Reimagining the Future
The move to free ourselves from the automobile and build, rebuild, and sustain walkable communities has been going on for a couple of decades now. But the idea is really starting to take hold, even in the automobile’s fortress—the suburbs—as the reinvention of many suburban malls as mixed-use town centers starts to emerge. It has even taken root in the US military. The Department of Defense’s “Healthy Base Initiative” built pedestrian and bike infrastructure at a lower cost than auto infrastructure, with a greater benefit to health and wellbeing received the 2016 Award for Excellence from the Balanced Scorecard Initiative for significant breakthrough results on 14 pilot sites. While technology, from the car to food delivery apps, has changed the way we design and live in cities, it is critical we consider the holistic impact beyond convenience and access.
Think Space Positive
The lifeblood of any community is not the buildings themselves; it is the activity of its residents. Our job is to envision viable and vibrant uses. To this end, we create spaces that support activity and position them for uses that bring them to life. The buildings are, in fact, last on a list of master planning design considerations.
- Place. What is the nature of the place now, what does it “want” to become?
- People. Who are the people that will want to be in a place like this?
- Spaces and Uses. Which uses support occupant activities, and what spaces do these need?
- Buildings. How should we design buildings to create the spaces and house desired uses?
The first thing to be designed is the spaces that engender an authentic identity, or sense of place, and a circulation pattern that generates footfall patterns for a variety of densities. Retail can’t be everywhere; just where it makes sense.
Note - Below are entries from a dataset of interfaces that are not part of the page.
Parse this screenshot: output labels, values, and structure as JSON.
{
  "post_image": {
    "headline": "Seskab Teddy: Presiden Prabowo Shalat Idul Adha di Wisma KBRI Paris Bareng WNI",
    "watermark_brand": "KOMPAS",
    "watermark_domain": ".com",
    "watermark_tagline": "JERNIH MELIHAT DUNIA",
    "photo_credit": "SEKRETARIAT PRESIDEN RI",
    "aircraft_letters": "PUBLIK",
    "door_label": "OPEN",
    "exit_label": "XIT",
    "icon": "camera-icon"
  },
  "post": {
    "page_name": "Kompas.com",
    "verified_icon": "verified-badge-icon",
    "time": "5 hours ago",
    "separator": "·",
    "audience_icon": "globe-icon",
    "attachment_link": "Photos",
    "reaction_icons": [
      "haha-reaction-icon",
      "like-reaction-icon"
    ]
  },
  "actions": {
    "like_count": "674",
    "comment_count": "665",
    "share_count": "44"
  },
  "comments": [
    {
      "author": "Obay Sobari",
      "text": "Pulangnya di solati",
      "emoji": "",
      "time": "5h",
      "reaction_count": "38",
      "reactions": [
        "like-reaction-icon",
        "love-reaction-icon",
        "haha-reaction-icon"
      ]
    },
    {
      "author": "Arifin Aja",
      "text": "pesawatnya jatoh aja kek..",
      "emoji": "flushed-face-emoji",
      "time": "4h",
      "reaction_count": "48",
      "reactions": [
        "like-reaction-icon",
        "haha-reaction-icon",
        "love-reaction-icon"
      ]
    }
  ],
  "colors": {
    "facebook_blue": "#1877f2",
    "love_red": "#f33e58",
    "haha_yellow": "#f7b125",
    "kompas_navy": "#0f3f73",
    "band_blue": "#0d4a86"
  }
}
To this end, we design pedestrian-traffic hotspots so retail activities can blossom, having directed enough people to support something economically sustainable.
All of this suggests that investment in the public realm as a success criterion is well worth it, even though it doesn’t necessarily turn up on the rental roles. Public property improvements benefit everyone.
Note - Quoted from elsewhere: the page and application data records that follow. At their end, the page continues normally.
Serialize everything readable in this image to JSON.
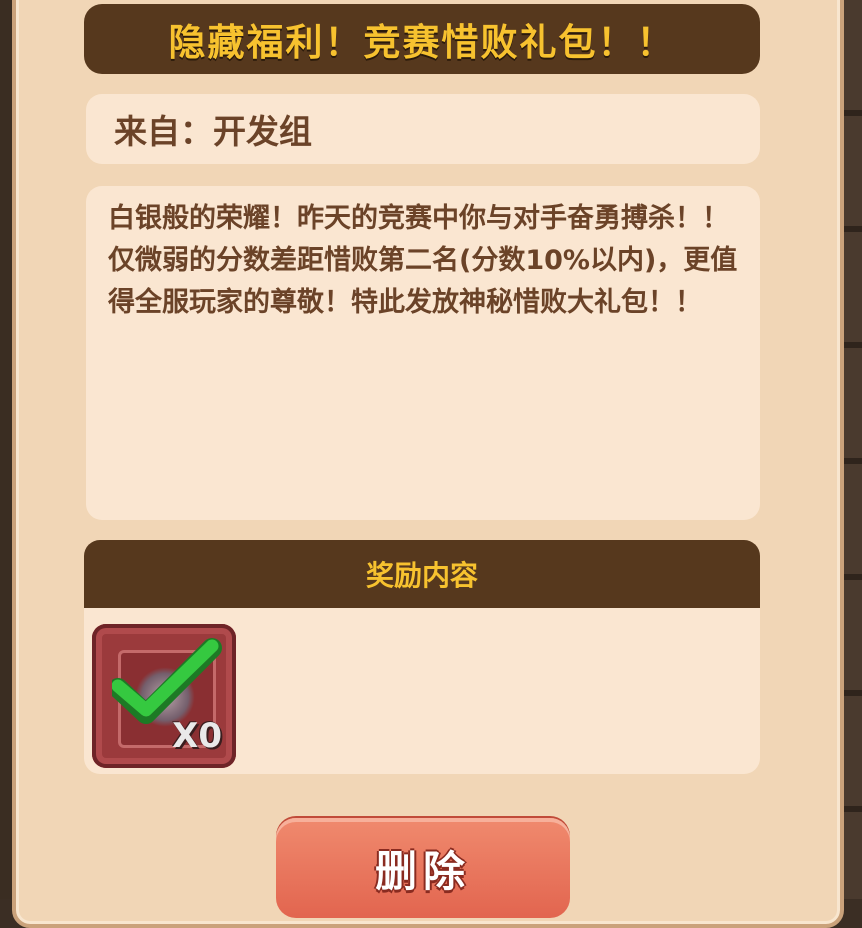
{
  "mail": {
    "title": "隐藏福利！竞赛惜败礼包！！",
    "from": "来自：开发组",
    "body": "白银般的荣耀！昨天的竞赛中你与对手奋勇搏杀！！仅微弱的分数差距惜败第二名(分数10%以内)，更值得全服玩家的尊敬！特此发放神秘惜败大礼包！！"
  },
  "rewards": {
    "header": "奖励内容",
    "items": [
      {
        "icon": "gift-pack-icon",
        "quantity": "X0",
        "claimed": true
      }
    ]
  },
  "actions": {
    "delete_label": "删除"
  },
  "colors": {
    "title_bar": "#56381d",
    "title_text": "#f7c22f",
    "panel": "#f1d6b6",
    "text": "#6b4328",
    "delete_button": "#e2654f",
    "check": "#2fbf3a"
  }
}
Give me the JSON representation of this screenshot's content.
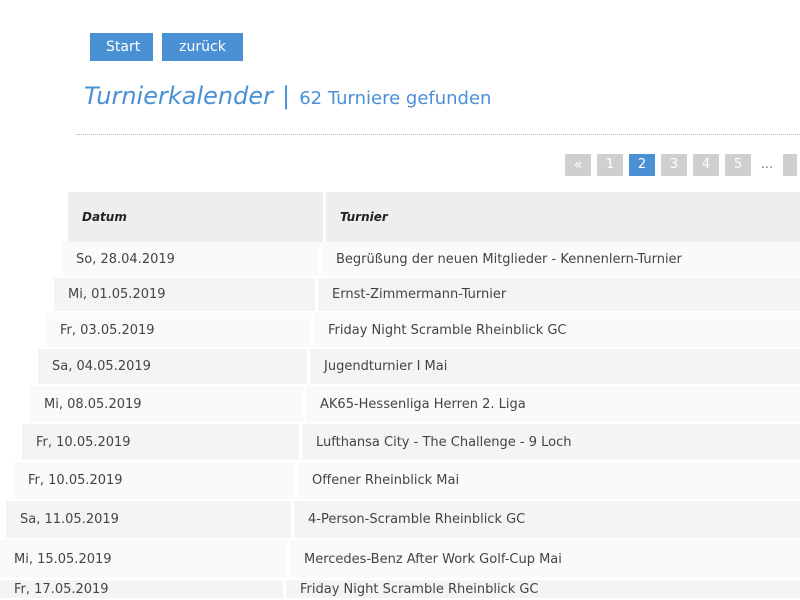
{
  "nav": {
    "start_label": "Start",
    "back_label": "zurück"
  },
  "header": {
    "title": "Turnierkalender",
    "separator": "|",
    "count": "62 Turniere gefunden"
  },
  "pagination": {
    "prev": "«",
    "pages": [
      "1",
      "2",
      "3",
      "4",
      "5"
    ],
    "active": "2",
    "ellipsis": "..."
  },
  "table": {
    "columns": [
      "Datum",
      "Turnier"
    ],
    "rows": [
      {
        "date": "So, 28.04.2019",
        "name": "Begrüßung der neuen Mitglieder - Kennenlern-Turnier"
      },
      {
        "date": "Mi, 01.05.2019",
        "name": "Ernst-Zimmermann-Turnier"
      },
      {
        "date": "Fr, 03.05.2019",
        "name": "Friday Night Scramble Rheinblick GC"
      },
      {
        "date": "Sa, 04.05.2019",
        "name": "Jugendturnier I Mai"
      },
      {
        "date": "Mi, 08.05.2019",
        "name": "AK65-Hessenliga Herren 2. Liga"
      },
      {
        "date": "Fr, 10.05.2019",
        "name": "Lufthansa City - The Challenge - 9 Loch"
      },
      {
        "date": "Fr, 10.05.2019",
        "name": "Offener Rheinblick Mai"
      },
      {
        "date": "Sa, 11.05.2019",
        "name": "4-Person-Scramble Rheinblick GC"
      },
      {
        "date": "Mi, 15.05.2019",
        "name": "Mercedes-Benz After Work Golf-Cup Mai"
      },
      {
        "date": "Fr, 17.05.2019",
        "name": "Friday Night Scramble Rheinblick GC"
      }
    ]
  }
}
Affect Change and Build a Resonant Brand
Redefining experiences and turning perception on its head can be done at every scale. We do this through Urban Frameworks, designing entirely new cities for hundreds of thousands of people; Catalyst Projects, new town centers for smaller communities; and even Tactical Urbanism, pop-up retail and art installations to activate public spaces, from art walks to food service kiosks along the Pike Place Water Front. Places can win a place in people’s heart and in their daily travels as an image or brand that resonates with people as authentic and relevant.
American author Seth Godin defines the brand of a thing or a place as “expectations, memories, stories, and relationship.”
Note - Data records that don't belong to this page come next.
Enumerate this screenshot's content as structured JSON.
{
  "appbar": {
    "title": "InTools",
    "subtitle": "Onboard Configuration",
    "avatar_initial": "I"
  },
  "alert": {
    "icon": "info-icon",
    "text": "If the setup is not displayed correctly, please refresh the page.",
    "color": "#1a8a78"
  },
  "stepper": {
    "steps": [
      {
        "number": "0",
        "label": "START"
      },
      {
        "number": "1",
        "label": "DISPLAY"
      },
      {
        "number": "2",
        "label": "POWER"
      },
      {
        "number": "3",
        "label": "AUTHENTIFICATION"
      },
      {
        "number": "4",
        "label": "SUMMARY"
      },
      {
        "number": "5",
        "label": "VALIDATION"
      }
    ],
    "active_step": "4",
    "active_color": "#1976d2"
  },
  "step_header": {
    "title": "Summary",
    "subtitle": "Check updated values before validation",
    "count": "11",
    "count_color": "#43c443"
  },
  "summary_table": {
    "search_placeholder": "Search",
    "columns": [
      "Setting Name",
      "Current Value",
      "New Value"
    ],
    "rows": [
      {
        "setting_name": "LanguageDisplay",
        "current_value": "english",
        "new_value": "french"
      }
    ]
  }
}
Often the sites that redefine communities are large sites that were originally designed for public or industrial use and have outlived their purpose. Sometimes, these sites find themselves on land that has been surrounded by a growing city, with an increasing land value that the existing use can no longer support. This is where master plans for sites from 3 acres to 3 square miles can deliver tremendous value for developers, and society.
Building Version 4.0, and Authentic Placemaking
Crucial to the creation of authentic places that are rooted in their location is an understanding of the history of the site, and the community. Most of the sites we look at, but not all, are brownfield rather than greenfield sites with a deep, corresponding history of use.
We always consider the original natural state for our environmental stewardship targets but, in addition, there are usually a few generations of development. As an example, here in the Pacific Northwest, we often find original land use and development in support of the First Nations residents. The second generation of use was the settlers of the 19th century, known for their timber, agriculture, and fishing industries. The third iteration of use would be the auto nation of the post-war era. This brings us to the current day where rising densities and the larger land parcels of the automotive era come together to deliver an opportunity for Development 4.0: Building new, walkable neighborhoods.
Measure Outcomes to Deliver Data-Driven Design
At the outset of a project we work with our clients to establish their goals for the development, and look at potential metrics to assure that the evolution of the project stays on course. Once the project is completed and operating, we need to measure established metrics, from density to space usage to pedestrian traffic, to ensure we have achieved our goals. This is also a crucial time to identify opportunities to fine tune and adjust the networks of uses and movement. This is where the Smart Cities, and real-time data, can figure into the creation of our communities.